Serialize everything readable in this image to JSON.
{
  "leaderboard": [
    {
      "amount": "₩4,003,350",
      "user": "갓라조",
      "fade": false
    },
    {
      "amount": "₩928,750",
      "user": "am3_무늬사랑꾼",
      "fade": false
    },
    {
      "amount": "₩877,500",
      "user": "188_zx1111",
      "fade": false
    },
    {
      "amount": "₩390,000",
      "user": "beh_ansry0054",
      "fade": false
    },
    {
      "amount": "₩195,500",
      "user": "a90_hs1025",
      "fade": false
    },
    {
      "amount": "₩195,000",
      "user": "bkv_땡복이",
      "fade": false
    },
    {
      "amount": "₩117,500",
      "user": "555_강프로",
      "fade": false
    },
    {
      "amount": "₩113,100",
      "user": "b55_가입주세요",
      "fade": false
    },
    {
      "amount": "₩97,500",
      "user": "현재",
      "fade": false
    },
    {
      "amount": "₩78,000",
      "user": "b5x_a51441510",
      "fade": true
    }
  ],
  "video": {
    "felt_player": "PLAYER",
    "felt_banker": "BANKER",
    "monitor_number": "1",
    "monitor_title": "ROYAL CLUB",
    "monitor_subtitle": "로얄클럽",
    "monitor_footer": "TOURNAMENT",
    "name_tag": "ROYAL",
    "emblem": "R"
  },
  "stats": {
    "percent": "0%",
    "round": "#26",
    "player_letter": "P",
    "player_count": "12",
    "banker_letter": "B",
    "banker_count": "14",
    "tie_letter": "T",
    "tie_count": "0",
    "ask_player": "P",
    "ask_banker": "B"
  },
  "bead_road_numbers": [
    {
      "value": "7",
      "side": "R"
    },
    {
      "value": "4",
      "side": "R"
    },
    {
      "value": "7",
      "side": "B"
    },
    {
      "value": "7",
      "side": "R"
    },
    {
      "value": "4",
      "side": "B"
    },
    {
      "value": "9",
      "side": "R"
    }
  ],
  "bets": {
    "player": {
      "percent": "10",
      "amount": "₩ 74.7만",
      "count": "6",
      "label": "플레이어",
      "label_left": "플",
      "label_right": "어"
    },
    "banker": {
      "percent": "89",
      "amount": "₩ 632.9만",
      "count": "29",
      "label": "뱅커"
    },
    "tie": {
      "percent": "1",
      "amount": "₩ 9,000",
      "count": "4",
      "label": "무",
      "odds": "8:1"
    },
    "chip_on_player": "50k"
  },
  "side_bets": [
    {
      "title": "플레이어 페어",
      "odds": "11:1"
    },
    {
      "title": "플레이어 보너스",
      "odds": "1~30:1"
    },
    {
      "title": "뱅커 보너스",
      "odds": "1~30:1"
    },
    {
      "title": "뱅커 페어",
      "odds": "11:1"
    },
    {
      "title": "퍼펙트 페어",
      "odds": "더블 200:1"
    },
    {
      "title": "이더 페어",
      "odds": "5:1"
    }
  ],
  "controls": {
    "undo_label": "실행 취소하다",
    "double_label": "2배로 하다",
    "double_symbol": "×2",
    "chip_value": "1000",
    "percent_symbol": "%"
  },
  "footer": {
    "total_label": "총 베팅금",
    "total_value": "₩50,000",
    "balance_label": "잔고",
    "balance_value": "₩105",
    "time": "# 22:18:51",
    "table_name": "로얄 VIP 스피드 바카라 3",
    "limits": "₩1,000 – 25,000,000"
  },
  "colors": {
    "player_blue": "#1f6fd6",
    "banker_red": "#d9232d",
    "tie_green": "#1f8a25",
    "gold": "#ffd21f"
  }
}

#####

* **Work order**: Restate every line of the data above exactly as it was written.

* **Final answer**:
Serialize everything readable in this image to JSON.
{
  "leaderboard": [
    {
      "amount": "₩4,003,350",
      "user": "갓라조",
      "fade": false
    },
    {
      "amount": "₩928,750",
      "user": "am3_무늬사랑꾼",
      "fade": false
    },
    {
      "amount": "₩877,500",
      "user": "188_zx1111",
      "fade": false
    },
    {
      "amount": "₩390,000",
      "user": "beh_ansry0054",
      "fade": false
    },
    {
      "amount": "₩195,500",
      "user": "a90_hs1025",
      "fade": false
    },
    {
      "amount": "₩195,000",
      "user": "bkv_땡복이",
      "fade": false
    },
    {
      "amount": "₩117,500",
      "user": "555_강프로",
      "fade": false
    },
    {
      "amount": "₩113,100",
      "user": "b55_가입주세요",
      "fade": false
    },
    {
      "amount": "₩97,500",
      "user": "현재",
      "fade": false
    },
    {
      "amount": "₩78,000",
      "user": "b5x_a51441510",
      "fade": true
    }
  ],
  "video": {
    "felt_player": "PLAYER",
    "felt_banker": "BANKER",
    "monitor_number": "1",
    "monitor_title": "ROYAL CLUB",
    "monitor_subtitle": "로얄클럽",
    "monitor_footer": "TOURNAMENT",
    "name_tag": "ROYAL",
    "emblem": "R"
  },
  "stats": {
    "percent": "0%",
    "round": "#26",
    "player_letter": "P",
    "player_count": "12",
    "banker_letter": "B",
    "banker_count": "14",
    "tie_letter": "T",
    "tie_count": "0",
    "ask_player": "P",
    "ask_banker": "B"
  },
  "bead_road_numbers": [
    {
      "value": "7",
      "side": "R"
    },
    {
      "value": "4",
      "side": "R"
    },
    {
      "value": "7",
      "side": "B"
    },
    {
      "value": "7",
      "side": "R"
    },
    {
      "value": "4",
      "side": "B"
    },
    {
      "value": "9",
      "side": "R"
    }
  ],
  "bets": {
    "player": {
      "percent": "10",
      "amount": "₩ 74.7만",
      "count": "6",
      "label": "플레이어",
      "label_left": "플",
      "label_right": "어"
    },
    "banker": {
      "percent": "89",
      "amount": "₩ 632.9만",
      "count": "29",
      "label": "뱅커"
    },
    "tie": {
      "percent": "1",
      "amount": "₩ 9,000",
      "count": "4",
      "label": "무",
      "odds": "8:1"
    },
    "chip_on_player": "50k"
  },
  "side_bets": [
    {
      "title": "플레이어 페어",
      "odds": "11:1"
    },
    {
      "title": "플레이어 보너스",
      "odds": "1~30:1"
    },
    {
      "title": "뱅커 보너스",
      "odds": "1~30:1"
    },
    {
      "title": "뱅커 페어",
      "odds": "11:1"
    },
    {
      "title": "퍼펙트 페어",
      "odds": "더블 200:1"
    },
    {
      "title": "이더 페어",
      "odds": "5:1"
    }
  ],
  "controls": {
    "undo_label": "실행 취소하다",
    "double_label": "2배로 하다",
    "double_symbol": "×2",
    "chip_value": "1000",
    "percent_symbol": "%"
  },
  "footer": {
    "total_label": "총 베팅금",
    "total_value": "₩50,000",
    "balance_label": "잔고",
    "balance_value": "₩105",
    "time": "# 22:18:51",
    "table_name": "로얄 VIP 스피드 바카라 3",
    "limits": "₩1,000 – 25,000,000"
  },
  "colors": {
    "player_blue": "#1f6fd6",
    "banker_red": "#d9232d",
    "tie_green": "#1f8a25",
    "gold": "#ffd21f"
  }
}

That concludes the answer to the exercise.